- Join us in thanking God for abundant goodness in our lives. We are grateful for cold water, for air conditioning, and for a reliable car, all of which facilitate living and working in Burkina Faso.
Aside from academics, one of the tasks of an international school is to provide social activities for the student body. In a city where there are few activities for middle and high schoolers, after school activities, sports teams and movie nights are some of the options the International School of Ouagadougou provides for its student body. Along with those activities, this week, ISO held spirit week, put on a talent show and hosted SOFANWET – Softball fanatics weekend tournament.
Six teams traveled from Niamey to compete with five local teams this past weekend. Both Jeremiah and Bruce played on separate teams. While most of the teams are dominated by American and Canadian players, one of the best teams has mainly Burkinabe players who have been playing softball for several years now. They are quite good and getting better all the time. Their strength is their ability to run around the bases like they were running the 100 yard dash! Bruce’s team was made up of folks who play for fun (as opposed to the competitive teams who play to win!) with some of the players recruited at the last-minute. They did not distinguish themselves. Jeremiah is part of the ISO school team, the Turtles (the school’s mascot because there are two giant turtles who live on the campus). They did very well as one of the youngest teams – all the players are in grades six to eight – beating the Peace Corps team and coming in third place. They lost to a team of men, some of them marines, who were able to hit the ball out of the park too many times. If these middle schoolers continue to play together for a few more years they will be a force to contend with!
The week before the softball tournament was spirit week at school. All the students from grades 6 to 12 were divided into teams and on Friday they competed in games designed to build team relations rather than test athletic skills. It was a good way for the students from different grades to interact. On Thursday afternoon at the talent show, each team presented a team cheer and a team mascot. Jeremiah’s team, the red team, chose “red bull” as their mascot. Deborah’s team chose the “blue troll”!

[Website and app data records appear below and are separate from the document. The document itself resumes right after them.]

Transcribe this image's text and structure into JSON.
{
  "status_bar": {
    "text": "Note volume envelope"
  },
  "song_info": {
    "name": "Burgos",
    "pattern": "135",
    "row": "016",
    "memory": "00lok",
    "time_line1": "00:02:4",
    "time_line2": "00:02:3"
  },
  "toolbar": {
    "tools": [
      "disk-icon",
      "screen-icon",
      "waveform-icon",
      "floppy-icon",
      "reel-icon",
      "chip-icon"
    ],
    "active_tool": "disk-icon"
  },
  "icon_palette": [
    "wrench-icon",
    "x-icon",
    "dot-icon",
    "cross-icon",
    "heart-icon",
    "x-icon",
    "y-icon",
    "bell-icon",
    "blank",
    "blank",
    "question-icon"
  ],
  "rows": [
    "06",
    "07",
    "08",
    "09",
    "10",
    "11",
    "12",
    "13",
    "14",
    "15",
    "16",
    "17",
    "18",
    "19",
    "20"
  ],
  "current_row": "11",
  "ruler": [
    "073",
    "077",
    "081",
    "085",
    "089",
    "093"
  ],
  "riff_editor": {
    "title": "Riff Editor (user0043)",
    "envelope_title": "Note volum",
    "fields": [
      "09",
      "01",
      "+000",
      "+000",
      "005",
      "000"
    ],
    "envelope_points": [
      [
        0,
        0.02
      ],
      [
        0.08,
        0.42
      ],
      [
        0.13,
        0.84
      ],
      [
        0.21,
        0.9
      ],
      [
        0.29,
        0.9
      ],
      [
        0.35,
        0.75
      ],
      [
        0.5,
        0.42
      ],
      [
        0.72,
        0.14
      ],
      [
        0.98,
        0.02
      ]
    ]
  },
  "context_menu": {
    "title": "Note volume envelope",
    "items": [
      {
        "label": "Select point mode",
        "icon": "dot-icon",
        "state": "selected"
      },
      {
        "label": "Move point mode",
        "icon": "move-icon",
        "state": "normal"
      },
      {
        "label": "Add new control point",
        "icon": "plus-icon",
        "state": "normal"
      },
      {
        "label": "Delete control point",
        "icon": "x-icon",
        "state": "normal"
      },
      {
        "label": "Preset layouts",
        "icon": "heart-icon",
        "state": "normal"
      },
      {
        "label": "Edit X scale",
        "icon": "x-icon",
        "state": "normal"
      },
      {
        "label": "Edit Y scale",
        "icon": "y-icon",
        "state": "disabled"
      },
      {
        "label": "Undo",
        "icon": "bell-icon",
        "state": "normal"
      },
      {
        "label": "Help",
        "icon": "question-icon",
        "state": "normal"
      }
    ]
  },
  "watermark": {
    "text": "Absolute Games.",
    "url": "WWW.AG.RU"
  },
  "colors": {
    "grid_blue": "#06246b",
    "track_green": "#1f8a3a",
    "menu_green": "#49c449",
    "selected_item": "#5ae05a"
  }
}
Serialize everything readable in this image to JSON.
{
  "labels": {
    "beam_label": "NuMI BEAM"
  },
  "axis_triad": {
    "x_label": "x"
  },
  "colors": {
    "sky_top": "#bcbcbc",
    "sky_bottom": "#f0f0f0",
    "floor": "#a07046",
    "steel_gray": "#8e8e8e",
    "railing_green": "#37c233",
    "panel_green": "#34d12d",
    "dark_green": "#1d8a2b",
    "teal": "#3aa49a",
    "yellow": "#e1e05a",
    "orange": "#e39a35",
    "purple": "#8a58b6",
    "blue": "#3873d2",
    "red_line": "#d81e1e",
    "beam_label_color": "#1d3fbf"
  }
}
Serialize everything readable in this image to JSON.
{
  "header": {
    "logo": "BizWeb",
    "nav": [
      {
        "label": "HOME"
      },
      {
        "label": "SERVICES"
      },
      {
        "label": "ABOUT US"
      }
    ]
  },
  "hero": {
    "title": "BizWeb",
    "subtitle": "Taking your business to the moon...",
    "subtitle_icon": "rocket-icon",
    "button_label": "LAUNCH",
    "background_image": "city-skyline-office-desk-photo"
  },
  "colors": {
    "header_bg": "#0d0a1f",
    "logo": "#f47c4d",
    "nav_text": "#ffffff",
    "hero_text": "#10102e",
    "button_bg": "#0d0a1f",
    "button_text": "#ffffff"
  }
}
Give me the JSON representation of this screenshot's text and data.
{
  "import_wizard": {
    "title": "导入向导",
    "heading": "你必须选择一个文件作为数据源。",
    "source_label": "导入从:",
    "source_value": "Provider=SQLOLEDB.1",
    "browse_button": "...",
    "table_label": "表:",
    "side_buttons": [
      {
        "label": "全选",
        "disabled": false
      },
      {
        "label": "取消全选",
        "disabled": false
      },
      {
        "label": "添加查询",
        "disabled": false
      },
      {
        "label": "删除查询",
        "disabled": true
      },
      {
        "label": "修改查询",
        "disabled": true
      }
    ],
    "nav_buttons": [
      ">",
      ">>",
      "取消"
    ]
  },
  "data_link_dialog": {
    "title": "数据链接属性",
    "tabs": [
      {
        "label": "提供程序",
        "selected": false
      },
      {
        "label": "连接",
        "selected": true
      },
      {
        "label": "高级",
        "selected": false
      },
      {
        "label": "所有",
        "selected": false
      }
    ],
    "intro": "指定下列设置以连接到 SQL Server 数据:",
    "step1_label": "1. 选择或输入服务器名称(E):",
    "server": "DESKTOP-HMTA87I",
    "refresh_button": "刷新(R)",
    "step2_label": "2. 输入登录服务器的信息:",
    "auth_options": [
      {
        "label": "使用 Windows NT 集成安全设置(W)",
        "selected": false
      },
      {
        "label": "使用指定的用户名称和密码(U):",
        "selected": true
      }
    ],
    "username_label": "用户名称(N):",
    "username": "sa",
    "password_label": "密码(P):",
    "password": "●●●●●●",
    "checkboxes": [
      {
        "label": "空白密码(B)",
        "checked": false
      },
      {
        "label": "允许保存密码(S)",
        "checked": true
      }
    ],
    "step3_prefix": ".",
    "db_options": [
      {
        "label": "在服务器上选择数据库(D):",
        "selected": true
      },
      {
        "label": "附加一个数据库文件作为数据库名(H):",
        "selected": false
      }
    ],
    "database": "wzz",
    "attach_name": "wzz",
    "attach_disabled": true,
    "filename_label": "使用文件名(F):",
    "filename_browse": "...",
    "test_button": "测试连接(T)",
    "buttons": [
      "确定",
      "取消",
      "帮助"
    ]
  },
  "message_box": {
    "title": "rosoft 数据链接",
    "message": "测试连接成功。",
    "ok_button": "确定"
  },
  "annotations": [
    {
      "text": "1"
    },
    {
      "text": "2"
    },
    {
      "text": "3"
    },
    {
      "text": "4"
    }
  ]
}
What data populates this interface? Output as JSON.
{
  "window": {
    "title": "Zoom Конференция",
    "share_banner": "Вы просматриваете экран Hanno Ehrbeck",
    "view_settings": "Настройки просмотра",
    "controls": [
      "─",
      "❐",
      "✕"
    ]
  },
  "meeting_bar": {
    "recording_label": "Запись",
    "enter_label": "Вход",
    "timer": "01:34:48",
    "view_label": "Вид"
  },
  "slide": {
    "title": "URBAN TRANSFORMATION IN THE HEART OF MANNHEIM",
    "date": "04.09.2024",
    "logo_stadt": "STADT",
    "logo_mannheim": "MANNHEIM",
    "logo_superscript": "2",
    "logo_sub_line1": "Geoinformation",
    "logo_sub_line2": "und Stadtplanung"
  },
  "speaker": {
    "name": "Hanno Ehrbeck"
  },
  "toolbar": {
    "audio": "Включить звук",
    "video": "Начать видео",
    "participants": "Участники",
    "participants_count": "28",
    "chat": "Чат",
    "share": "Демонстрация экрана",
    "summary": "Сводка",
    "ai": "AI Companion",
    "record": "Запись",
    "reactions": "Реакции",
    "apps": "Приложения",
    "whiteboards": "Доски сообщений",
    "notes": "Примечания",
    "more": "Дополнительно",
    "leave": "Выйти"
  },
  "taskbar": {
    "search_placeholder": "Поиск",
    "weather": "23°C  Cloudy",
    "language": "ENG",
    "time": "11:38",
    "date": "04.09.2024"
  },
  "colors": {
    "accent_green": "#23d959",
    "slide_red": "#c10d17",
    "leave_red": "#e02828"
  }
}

The talent show was a mix of singing, dancing and instrumental talents. The student body was very supportive, cheering on all the performers whether they were good or mediocre. There were no mocking laughs, just gasps of pleasure or more enthusiastic applause for the better performers. One of the most interesting acts was a combination of a Russian rapper and a Taiwanese rapper. Their act alternated between Russian and Chinese rap, transitioning from one language to the other without losing a beat. This is one of the things I love about international schools: where else could two students from such vastly different cultures and languages join on stage in a duo act? I continue to marvel at how our children are being exposed to people from around the world, learning to understand and accept differences as normal.